▸ EXERCISE BRIEF
Copy the entries that appear below in full, leaving out any picture among them.

▸ TASK MATERIAL

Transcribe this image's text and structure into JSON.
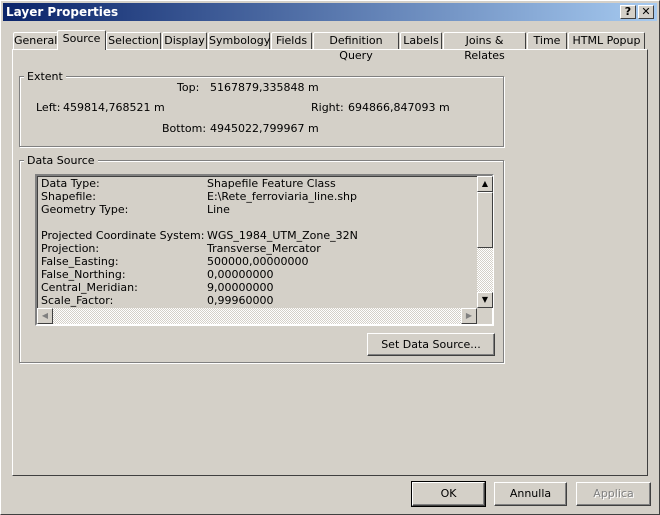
{
  "window": {
    "title": "Layer Properties",
    "help": "?",
    "close": "✕"
  },
  "tabs": [
    {
      "label": "General"
    },
    {
      "label": "Source"
    },
    {
      "label": "Selection"
    },
    {
      "label": "Display"
    },
    {
      "label": "Symbology"
    },
    {
      "label": "Fields"
    },
    {
      "label": "Definition Query"
    },
    {
      "label": "Labels"
    },
    {
      "label": "Joins & Relates"
    },
    {
      "label": "Time"
    },
    {
      "label": "HTML Popup"
    }
  ],
  "active_tab": "Source",
  "extent": {
    "title": "Extent",
    "top_label": "Top:",
    "top": "5167879,335848 m",
    "left_label": "Left:",
    "left": "459814,768521 m",
    "right_label": "Right:",
    "right": "694866,847093 m",
    "bottom_label": "Bottom:",
    "bottom": "4945022,799967 m"
  },
  "data_source": {
    "title": "Data Source",
    "rows": [
      {
        "k": "Data Type:",
        "v": "Shapefile Feature Class"
      },
      {
        "k": "Shapefile:",
        "v": "E:\\Rete_ferroviaria_line.shp"
      },
      {
        "k": "Geometry Type:",
        "v": "Line"
      },
      {
        "k": "",
        "v": ""
      },
      {
        "k": "Projected Coordinate System:",
        "v": "WGS_1984_UTM_Zone_32N"
      },
      {
        "k": "Projection:",
        "v": "Transverse_Mercator"
      },
      {
        "k": "False_Easting:",
        "v": "500000,00000000"
      },
      {
        "k": "False_Northing:",
        "v": "0,00000000"
      },
      {
        "k": "Central_Meridian:",
        "v": "9,00000000"
      },
      {
        "k": "Scale_Factor:",
        "v": "0,99960000"
      }
    ],
    "set_button": "Set Data Source..."
  },
  "buttons": {
    "ok": "OK",
    "cancel": "Annulla",
    "apply": "Applica"
  }
}
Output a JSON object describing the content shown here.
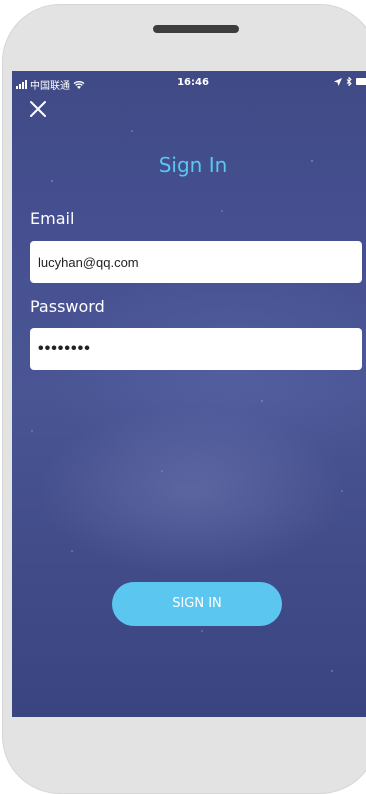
{
  "status_bar": {
    "carrier": "中国联通",
    "time": "16:46"
  },
  "header": {
    "title": "Sign In",
    "close_icon": "close-icon"
  },
  "form": {
    "email_label": "Email",
    "email_value": "lucyhan@qq.com",
    "password_label": "Password",
    "password_value": "••••••••"
  },
  "actions": {
    "signin_label": "SIGN IN"
  },
  "colors": {
    "accent": "#5bc7f0",
    "background": "#465091",
    "text": "#ffffff"
  }
}
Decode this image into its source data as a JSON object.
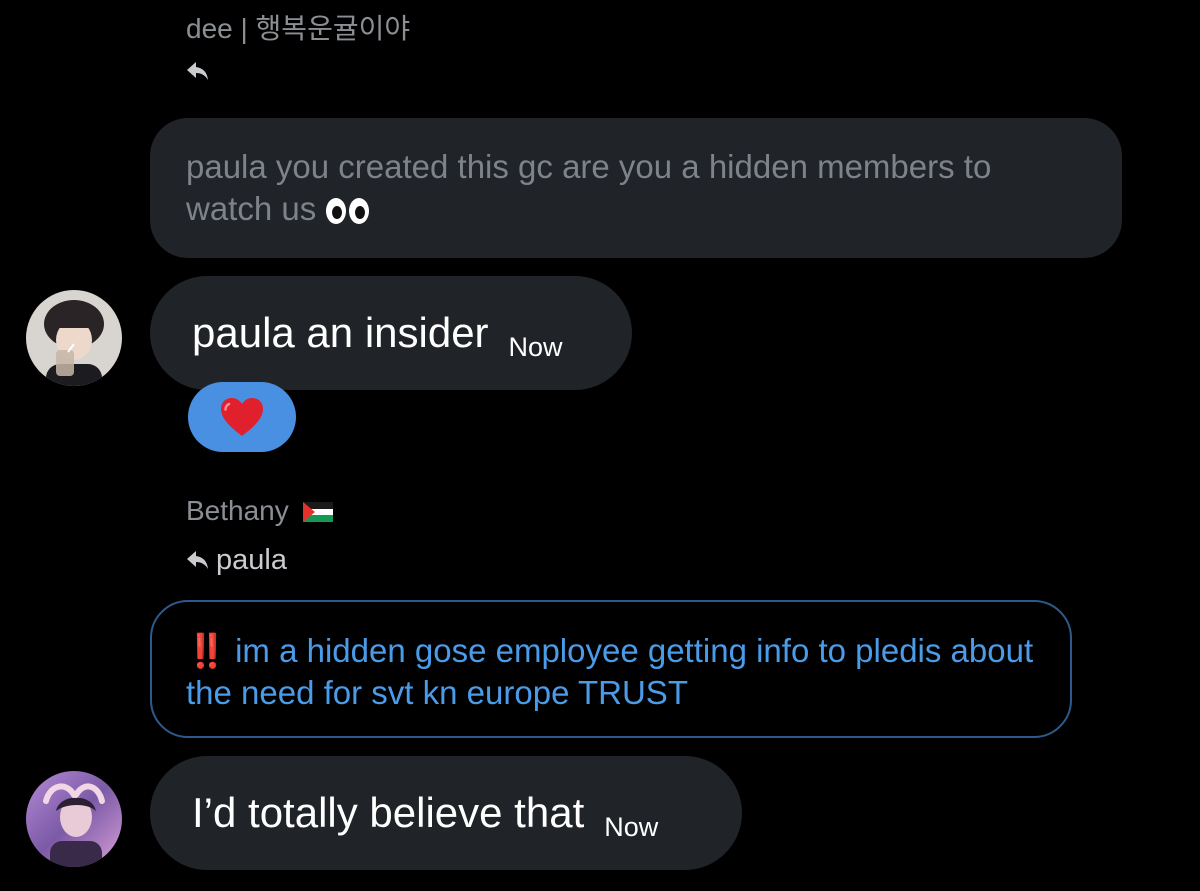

▸ EXERCISE OUTPUT
Transcribe this image's text and structure into JSON.
{
  "window": {
    "title": "Layer Properties",
    "help": "?",
    "close": "✕"
  },
  "tabs": [
    {
      "label": "General"
    },
    {
      "label": "Source"
    },
    {
      "label": "Selection"
    },
    {
      "label": "Display"
    },
    {
      "label": "Symbology"
    },
    {
      "label": "Fields"
    },
    {
      "label": "Definition Query"
    },
    {
      "label": "Labels"
    },
    {
      "label": "Joins & Relates"
    },
    {
      "label": "Time"
    },
    {
      "label": "HTML Popup"
    }
  ],
  "active_tab": "Source",
  "extent": {
    "title": "Extent",
    "top_label": "Top:",
    "top": "5167879,335848 m",
    "left_label": "Left:",
    "left": "459814,768521 m",
    "right_label": "Right:",
    "right": "694866,847093 m",
    "bottom_label": "Bottom:",
    "bottom": "4945022,799967 m"
  },
  "data_source": {
    "title": "Data Source",
    "rows": [
      {
        "k": "Data Type:",
        "v": "Shapefile Feature Class"
      },
      {
        "k": "Shapefile:",
        "v": "E:\\Rete_ferroviaria_line.shp"
      },
      {
        "k": "Geometry Type:",
        "v": "Line"
      },
      {
        "k": "",
        "v": ""
      },
      {
        "k": "Projected Coordinate System:",
        "v": "WGS_1984_UTM_Zone_32N"
      },
      {
        "k": "Projection:",
        "v": "Transverse_Mercator"
      },
      {
        "k": "False_Easting:",
        "v": "500000,00000000"
      },
      {
        "k": "False_Northing:",
        "v": "0,00000000"
      },
      {
        "k": "Central_Meridian:",
        "v": "9,00000000"
      },
      {
        "k": "Scale_Factor:",
        "v": "0,99960000"
      }
    ],
    "set_button": "Set Data Source..."
  },
  "buttons": {
    "ok": "OK",
    "cancel": "Annulla",
    "apply": "Applica"
  }
}
Output a JSON object describing the content shown here.
{
  "status_bar": {
    "carrier": "中国联通",
    "time": "16:46"
  },
  "header": {
    "title": "Sign In",
    "close_icon": "close-icon"
  },
  "form": {
    "email_label": "Email",
    "email_value": "lucyhan@qq.com",
    "password_label": "Password",
    "password_value": "••••••••"
  },
  "actions": {
    "signin_label": "SIGN IN"
  },
  "colors": {
    "accent": "#5bc7f0",
    "background": "#465091",
    "text": "#ffffff"
  }
}
Decode this image into its source data as a JSON object.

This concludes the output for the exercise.